The number among this generation falling on hard times is rising sharply even as homelessness among veterans of all ages and conflicts has been on the decline, according to the VA.
Advocates for the homeless say many of the estimated 2.5 million Americans who served in the two wars went into combat zones on multiple deployments, something many veterans of previous conflicts never had to endure.
"They're coming home to a bad economy. The country is different. Their families are different. They are different. Plus they are dealing with PTSD (post-traumatic stress disorder) and other issues around mental health," says Gregory Scott, president of New Directions For Veterans, a non-profit assistance group in Los Angeles.
"We don't know what the long-term impacts will be on the Iraq and Afghanistan veterans," says John Driscoll, president and chief executive officer of the National Coalition for Homeless Veterans.
VA spokeswoman Victoria Dillon said the number of Iraq and Afghanistan veterans struggling with homeless issues has grown because the department has expanded efforts to identify and assist them. The department has programs throughout all 50 states, working with community groups to target homeless veterans, and as a consequence, a more accurate picture of the number of these veterans is emerging.
A lack of affordable housing has contributed to veteran homelessness, the VA says.
This week, the department announced it will continue to fund, at a record annual level of $300 million, a program that places a priority on finding immediate shelter for veterans or helping those at risk of homelessness to keep their homes.
The program began with $60 million in 2011 and grew to $300 million in 2013. The department recently announced it was locking in funding at $300 million for each of 2014 and 2015.
"Those who have served our nation should never find themselves on the streets, living without hope," VA Secretary Eric Shinseki said in announcing the funding.
The money is in the form of grants to more than 300 community groups that target homeless veterans or those at risk of becoming homeless. It provides a range of services to help veterans keep their homes, including mediation with property owners, assistance with rent and utilities, moving expenses, child care and transportation, the VA says.
"We're thrilled," Driscoll says of the funding, adding that it is "finally up to scale where it could really start having some major impacts."

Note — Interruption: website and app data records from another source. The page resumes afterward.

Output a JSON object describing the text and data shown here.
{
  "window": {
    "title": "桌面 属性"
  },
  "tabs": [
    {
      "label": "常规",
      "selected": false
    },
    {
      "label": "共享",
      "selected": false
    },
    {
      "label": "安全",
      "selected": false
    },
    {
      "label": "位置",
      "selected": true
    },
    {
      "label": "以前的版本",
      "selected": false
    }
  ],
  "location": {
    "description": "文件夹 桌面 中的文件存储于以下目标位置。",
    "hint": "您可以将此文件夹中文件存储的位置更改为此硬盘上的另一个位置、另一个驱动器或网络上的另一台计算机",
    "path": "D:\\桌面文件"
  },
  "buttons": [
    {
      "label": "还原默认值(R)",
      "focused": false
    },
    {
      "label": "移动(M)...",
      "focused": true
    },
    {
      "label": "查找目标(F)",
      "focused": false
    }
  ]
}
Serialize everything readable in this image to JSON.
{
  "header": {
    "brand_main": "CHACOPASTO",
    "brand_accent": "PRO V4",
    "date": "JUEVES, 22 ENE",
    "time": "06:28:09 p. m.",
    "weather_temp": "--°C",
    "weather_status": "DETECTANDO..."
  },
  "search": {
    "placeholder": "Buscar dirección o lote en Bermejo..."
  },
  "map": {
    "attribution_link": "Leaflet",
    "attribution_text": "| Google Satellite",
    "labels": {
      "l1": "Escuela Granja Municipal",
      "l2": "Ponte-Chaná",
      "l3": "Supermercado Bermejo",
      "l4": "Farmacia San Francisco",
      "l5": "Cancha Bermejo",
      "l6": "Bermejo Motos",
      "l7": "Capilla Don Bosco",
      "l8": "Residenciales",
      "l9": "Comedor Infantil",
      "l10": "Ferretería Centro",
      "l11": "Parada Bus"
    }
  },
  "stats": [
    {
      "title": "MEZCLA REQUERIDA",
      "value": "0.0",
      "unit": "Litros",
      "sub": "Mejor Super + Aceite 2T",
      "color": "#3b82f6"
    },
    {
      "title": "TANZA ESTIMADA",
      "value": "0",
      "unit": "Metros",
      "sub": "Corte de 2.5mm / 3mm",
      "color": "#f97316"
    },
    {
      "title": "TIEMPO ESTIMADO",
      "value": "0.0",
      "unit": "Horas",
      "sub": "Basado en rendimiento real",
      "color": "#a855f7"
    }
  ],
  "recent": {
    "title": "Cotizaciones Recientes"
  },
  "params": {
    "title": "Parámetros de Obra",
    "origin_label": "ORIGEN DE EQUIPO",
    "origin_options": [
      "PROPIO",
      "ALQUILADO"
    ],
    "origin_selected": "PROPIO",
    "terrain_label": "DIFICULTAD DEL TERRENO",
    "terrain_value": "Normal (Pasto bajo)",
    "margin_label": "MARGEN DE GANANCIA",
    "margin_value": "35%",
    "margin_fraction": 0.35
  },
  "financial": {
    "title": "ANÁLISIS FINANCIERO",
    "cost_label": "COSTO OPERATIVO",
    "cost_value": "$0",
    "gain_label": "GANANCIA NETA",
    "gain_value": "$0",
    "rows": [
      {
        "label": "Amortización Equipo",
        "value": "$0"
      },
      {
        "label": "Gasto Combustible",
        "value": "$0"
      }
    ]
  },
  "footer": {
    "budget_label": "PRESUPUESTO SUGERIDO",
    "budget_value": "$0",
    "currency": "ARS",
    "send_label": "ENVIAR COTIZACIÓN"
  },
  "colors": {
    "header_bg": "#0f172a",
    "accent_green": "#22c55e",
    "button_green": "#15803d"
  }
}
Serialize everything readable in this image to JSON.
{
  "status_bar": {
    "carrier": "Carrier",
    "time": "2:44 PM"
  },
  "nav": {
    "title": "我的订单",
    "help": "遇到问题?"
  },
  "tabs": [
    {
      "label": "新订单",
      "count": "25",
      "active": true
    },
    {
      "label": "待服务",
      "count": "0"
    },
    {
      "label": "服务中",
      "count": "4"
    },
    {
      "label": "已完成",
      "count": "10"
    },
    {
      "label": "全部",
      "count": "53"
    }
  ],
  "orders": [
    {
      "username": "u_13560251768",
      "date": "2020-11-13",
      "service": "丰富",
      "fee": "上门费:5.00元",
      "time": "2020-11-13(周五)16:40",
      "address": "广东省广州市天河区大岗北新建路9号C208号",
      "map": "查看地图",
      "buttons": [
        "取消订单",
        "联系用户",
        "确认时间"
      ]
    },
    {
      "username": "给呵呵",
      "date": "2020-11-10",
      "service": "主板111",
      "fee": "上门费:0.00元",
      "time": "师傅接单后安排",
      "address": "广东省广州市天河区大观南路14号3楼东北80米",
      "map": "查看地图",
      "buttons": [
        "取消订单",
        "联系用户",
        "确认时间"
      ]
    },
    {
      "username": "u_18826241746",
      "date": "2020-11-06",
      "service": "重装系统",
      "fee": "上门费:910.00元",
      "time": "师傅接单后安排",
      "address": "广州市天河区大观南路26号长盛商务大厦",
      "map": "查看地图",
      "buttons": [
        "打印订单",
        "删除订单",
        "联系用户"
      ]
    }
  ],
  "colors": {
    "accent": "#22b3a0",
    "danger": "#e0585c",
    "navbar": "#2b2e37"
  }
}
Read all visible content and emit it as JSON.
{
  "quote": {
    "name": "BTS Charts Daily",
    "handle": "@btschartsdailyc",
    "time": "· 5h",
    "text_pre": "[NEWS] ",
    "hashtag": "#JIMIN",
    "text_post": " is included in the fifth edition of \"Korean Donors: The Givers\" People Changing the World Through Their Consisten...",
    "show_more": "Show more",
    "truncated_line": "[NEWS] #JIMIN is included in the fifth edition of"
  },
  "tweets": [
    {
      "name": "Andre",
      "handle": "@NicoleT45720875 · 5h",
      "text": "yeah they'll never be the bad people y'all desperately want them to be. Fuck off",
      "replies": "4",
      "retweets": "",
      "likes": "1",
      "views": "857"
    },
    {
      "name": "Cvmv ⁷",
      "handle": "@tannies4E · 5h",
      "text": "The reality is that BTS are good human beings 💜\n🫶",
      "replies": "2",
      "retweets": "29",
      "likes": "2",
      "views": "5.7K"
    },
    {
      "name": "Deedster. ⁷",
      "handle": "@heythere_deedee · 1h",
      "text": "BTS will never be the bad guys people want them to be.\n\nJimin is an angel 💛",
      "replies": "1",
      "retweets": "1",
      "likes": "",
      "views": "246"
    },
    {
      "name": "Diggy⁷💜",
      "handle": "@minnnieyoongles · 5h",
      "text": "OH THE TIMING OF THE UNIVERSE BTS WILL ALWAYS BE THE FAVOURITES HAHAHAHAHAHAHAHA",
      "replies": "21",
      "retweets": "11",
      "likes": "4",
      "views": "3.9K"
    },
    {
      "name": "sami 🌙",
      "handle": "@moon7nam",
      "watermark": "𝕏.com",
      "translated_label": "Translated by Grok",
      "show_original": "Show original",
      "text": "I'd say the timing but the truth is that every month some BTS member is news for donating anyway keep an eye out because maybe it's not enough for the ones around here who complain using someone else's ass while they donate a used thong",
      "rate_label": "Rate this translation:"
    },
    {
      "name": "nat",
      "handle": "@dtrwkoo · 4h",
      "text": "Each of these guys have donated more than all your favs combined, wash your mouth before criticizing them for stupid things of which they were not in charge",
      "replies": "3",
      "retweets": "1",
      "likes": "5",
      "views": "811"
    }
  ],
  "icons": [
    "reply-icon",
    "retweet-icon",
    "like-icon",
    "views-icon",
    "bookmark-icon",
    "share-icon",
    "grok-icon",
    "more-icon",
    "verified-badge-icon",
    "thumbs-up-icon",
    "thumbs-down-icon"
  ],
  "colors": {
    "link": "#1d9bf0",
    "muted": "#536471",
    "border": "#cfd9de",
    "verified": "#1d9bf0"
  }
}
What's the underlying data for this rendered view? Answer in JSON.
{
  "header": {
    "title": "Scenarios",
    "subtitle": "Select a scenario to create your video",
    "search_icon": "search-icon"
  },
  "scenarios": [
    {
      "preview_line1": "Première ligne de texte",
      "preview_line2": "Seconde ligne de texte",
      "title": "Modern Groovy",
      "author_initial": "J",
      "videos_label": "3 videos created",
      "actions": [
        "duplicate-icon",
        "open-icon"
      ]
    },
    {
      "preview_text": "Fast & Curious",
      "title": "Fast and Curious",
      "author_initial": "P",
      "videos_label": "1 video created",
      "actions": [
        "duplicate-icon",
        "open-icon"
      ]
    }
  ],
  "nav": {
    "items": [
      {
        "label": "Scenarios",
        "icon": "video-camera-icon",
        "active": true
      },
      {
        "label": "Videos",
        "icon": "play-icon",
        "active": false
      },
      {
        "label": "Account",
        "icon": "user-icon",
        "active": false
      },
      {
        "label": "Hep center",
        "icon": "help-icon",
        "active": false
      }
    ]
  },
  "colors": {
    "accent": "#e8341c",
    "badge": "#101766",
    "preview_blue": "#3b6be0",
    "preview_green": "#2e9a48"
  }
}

He says consideration should be given to increasing the grants to $500 million annually because the ultimate extent of homelessness among veterans of the Iraq and Afghanistan Wars is unknown.
"We don't know what the need for services long-term is going to be," he says.